Data Center Regulation in Ireland Gets Stricter
The earlier push to temporarily halt data center construction did not succeed, but there may be additional requirements for people to meet before building data centers in the country. That’s the main takeaway from a data center consultation process performed by the CRU.
The CRU laid the groundwork for a new connection policy after engaging with data center operators and other relevant parties. Its goal was to facilitate growth in the industry while protecting Ireland’s electricity supply. The proposed new assessment criteria reportedly provide various options for operators to fulfill and succeed with their applications.
However, one of the factors may be a data center’s ability to reduce power consumption upon request during grid-strain periods. The facility may also need on-site energy generation to match or exceed the power used. The regulator intends to examine whether planned data centers are in parts of Ireland already dealing with electricity supply constraints, too.
Data center operators hoping to have a presence in Ireland should start planning now to have the best chances of satisfying the requirements. One way to do that is to understand how data center components collectively influence the facility’s energy usage. A decision-maker might then buy faster CPUs that use less energy than older varieties. Intel and AMD are some of the leaders in CPU development now, but other entities are also worth considering.
Taking more drastic measures may also be necessary. Google achieved a 35% drop in energy usage by letting artificial intelligence control data center temperatures. There’s also the Ireland-specific example of researchers in County Offaly planning to carry out a feasibility study for powering data centers with green hydrogen. Sometimes, bold, pioneering actions prevent adverse outcomes later.
Data Center Growth Cannot Overshadow Climate Goals
The need for more data center regulation was a hot topic during a March 2021 meeting of the lower house of the Irish parliament. During that gathering, Minister for the Environment Eamon Ryan confirmed that data center planning must align with the country’s other objectives.
He clarified, “We cannot allow economic policy [to] go ahead of sustainability policy. Every sector has to fit in with the new Climate Action Plan we have, and they can, to my mind.” That framework legally binds Ireland to a net-zero greenhouse gas emissions target by 2050. The country must also achieve a 51% reduction in greenhouse gas emissions by 2030.
Ryan was responding to Bríd Smith, a government representative of the People Before Profit party. Smith took issue with how the data center presence in Ireland was getting out of hand and would use too much of the country’s renewable energy by 2030, even if such facilities generated electricity on-site.
She also brought up how, as of March 2021, there were already 54 data centers in Ireland. Most were in the Dublin area. Additionally, approximately 30 others had already received planning permission to build in the country soon. Smith pointed out that, in addition to energy, these facilities use lots of water.
Ryan responded to those arguments by saying data centers could operate with low carbon emissions and that the part of the country they were located in was tied to that overarching goal. However, Smith was dissatisfied, saying she believed Ireland was headed down a dangerous road.

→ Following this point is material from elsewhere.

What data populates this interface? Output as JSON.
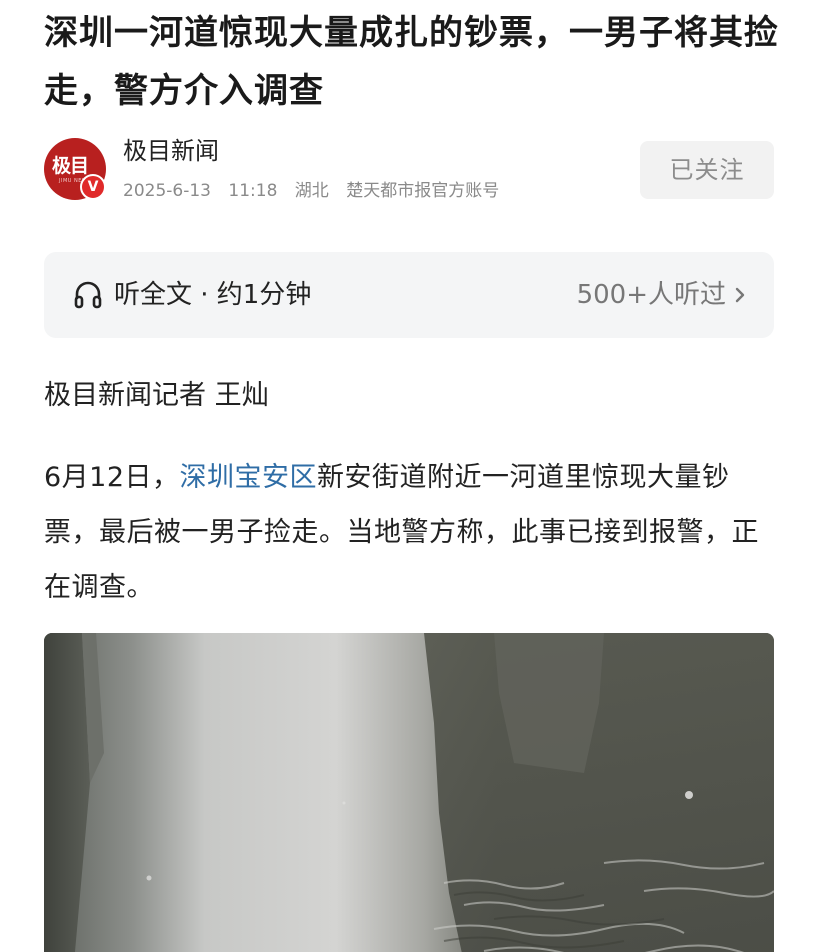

She argued that no other country would have the concentration of data centers that Ireland would, though it’s unclear where she got her statistics.
What’s Next for Irish Data Center Regulation?
This overview shows why people in power within Ireland must take steps now so data center growth and energy usage happen responsibly, without putting the nation at risk of ongoing blackouts. However, it’s too early to say whether regulators will take this matter seriously enough and realize the necessity of balancing environmental and economic needs.